Open Access

Reductions of Consciousness. From Husserl to Churchland


The author juxtaposes two extreme approaches to the relationship between consciousness and the physical world: phenomenological-idealistic (represented by Edmund Husserl) and radically naturalistic (represented by Paul Churchland). These two positions are interpreted in terms of opposite if symmetrical types of reduction (on the one hand, the reduction of the world to a sense for consciousness, and on the other hand, the reduction of consciousness to an element of the physical world). They emerge as two ways of abstracting from the ambivalence of ordinary experience, in which consciousness and the physical world are both mutually entangled and non-identical with each other. In conclusion, the author argues that contemporary philosophy, which follows both the idealistic and the naturalistic path, fails to solve the problem of this relationship.

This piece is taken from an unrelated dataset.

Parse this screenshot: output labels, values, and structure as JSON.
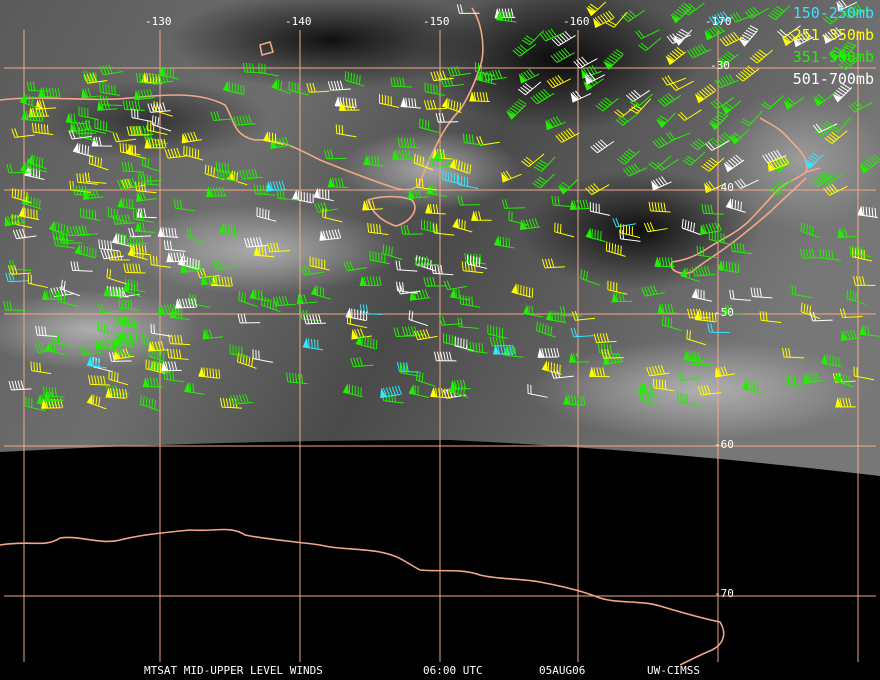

Publication timeframe:
4 times per year
Journal Subjects:
Philosophy, other